**Work item:**
Scan the material for the word "JSON", then return every line where it appears.

(Material provided Opens)

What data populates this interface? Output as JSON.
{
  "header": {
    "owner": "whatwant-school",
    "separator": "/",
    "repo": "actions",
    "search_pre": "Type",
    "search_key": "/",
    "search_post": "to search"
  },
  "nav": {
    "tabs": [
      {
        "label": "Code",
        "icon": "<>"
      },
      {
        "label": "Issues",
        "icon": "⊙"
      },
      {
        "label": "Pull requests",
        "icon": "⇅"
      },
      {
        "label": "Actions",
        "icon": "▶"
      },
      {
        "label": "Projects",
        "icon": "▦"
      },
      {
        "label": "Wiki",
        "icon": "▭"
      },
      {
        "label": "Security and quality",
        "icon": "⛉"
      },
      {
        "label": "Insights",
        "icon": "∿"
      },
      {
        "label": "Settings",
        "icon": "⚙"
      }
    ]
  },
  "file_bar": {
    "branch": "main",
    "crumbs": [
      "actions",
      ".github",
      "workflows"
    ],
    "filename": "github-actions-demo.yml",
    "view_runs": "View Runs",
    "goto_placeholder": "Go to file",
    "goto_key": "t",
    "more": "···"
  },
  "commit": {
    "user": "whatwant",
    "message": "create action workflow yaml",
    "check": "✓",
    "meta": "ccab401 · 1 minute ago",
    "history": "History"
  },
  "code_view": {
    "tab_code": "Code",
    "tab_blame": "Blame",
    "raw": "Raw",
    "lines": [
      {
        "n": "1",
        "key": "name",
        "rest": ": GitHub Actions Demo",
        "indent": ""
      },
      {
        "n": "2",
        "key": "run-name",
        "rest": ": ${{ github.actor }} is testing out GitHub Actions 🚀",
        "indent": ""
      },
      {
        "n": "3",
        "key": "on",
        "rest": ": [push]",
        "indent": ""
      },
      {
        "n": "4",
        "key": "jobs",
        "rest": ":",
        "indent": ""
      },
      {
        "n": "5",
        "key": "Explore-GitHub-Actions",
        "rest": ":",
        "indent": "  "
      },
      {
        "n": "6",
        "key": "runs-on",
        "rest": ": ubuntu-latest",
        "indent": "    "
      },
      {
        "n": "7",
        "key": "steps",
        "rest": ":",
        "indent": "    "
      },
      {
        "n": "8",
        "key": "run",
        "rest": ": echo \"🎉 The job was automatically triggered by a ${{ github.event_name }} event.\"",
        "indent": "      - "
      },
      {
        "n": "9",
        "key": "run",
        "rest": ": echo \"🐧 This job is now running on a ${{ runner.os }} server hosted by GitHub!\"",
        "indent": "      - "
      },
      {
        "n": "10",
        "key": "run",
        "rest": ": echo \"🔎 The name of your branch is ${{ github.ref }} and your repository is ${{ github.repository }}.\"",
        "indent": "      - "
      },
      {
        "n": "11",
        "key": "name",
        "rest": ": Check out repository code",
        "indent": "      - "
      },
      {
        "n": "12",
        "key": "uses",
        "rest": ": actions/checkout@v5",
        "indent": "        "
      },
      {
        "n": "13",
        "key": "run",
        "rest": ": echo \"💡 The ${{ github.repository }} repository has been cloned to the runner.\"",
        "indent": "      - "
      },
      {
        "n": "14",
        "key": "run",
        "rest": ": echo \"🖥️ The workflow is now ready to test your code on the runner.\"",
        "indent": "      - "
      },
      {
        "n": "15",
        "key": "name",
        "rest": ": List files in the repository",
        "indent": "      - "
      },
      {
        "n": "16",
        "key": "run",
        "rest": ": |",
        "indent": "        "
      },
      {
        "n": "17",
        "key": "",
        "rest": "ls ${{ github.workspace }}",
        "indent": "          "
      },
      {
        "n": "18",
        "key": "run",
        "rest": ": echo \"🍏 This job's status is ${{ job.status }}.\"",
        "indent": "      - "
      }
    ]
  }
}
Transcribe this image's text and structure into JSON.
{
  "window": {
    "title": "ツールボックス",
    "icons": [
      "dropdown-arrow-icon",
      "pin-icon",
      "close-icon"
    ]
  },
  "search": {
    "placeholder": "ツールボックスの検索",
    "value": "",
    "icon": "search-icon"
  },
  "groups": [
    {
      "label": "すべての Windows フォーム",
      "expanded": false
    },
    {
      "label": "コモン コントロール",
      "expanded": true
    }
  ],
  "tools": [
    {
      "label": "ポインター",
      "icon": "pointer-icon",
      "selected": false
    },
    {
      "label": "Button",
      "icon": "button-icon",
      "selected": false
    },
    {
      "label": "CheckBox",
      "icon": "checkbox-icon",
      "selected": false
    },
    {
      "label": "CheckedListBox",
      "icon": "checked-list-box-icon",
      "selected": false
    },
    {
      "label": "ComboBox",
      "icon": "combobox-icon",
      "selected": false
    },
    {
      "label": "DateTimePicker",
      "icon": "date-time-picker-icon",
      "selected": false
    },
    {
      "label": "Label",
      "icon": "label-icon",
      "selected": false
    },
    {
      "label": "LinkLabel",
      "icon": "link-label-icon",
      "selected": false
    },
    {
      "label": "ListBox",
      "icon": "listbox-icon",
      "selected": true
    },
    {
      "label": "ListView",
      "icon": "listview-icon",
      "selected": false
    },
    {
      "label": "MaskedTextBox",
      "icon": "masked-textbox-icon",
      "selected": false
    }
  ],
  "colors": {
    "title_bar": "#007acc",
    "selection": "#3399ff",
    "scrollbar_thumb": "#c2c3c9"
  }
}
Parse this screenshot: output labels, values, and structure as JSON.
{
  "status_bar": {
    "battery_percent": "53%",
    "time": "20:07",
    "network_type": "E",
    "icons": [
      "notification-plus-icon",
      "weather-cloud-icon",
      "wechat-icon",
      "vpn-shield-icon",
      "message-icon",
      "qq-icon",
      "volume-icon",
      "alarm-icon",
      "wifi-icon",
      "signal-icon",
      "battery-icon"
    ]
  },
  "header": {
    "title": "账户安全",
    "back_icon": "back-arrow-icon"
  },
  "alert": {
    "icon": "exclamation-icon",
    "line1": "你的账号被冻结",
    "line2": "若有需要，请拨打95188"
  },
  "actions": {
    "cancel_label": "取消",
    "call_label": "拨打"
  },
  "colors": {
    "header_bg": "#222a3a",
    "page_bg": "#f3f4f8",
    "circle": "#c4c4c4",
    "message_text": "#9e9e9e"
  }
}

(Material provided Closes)

**Written response:**
What data populates this interface? Output as JSON.
Transcribe this image's text and structure into JSON.
Parse this screenshot: output labels, values, and structure as JSON.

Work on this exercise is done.